▶ _Data for review_:
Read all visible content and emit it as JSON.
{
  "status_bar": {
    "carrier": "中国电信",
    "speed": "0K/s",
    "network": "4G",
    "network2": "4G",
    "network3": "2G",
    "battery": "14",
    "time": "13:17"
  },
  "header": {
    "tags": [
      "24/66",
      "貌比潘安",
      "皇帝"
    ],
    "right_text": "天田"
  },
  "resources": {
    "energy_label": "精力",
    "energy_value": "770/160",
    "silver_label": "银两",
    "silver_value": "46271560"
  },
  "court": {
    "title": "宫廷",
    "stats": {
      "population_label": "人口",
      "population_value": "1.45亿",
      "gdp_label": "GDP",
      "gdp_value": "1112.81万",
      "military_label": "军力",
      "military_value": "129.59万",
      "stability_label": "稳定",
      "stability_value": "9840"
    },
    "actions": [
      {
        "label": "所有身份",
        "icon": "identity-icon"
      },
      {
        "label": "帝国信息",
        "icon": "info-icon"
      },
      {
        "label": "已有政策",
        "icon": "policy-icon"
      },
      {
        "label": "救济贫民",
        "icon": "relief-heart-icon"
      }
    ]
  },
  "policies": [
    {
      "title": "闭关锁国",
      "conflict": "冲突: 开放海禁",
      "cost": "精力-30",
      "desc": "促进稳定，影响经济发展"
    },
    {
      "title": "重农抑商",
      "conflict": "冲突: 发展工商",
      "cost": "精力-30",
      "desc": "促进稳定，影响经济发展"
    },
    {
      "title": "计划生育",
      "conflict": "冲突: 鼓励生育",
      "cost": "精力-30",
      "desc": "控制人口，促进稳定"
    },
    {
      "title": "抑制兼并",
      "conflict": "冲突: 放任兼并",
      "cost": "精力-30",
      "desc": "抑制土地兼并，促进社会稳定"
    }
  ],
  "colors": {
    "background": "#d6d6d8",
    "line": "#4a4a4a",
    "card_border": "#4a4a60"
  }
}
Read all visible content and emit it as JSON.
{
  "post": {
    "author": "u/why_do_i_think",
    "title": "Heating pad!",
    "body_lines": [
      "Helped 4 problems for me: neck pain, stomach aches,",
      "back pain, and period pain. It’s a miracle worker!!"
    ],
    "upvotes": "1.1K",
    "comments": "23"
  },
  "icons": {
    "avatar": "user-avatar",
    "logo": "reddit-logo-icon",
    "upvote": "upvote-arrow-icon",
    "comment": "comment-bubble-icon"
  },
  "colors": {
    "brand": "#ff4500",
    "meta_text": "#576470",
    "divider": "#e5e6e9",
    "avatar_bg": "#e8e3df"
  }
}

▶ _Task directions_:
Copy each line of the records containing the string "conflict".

▶ _Expected answer_:
      "conflict": "冲突: 开放海禁",
      "conflict": "冲突: 发展工商",
      "conflict": "冲突: 鼓励生育",
      "conflict": "冲突: 放任兼并",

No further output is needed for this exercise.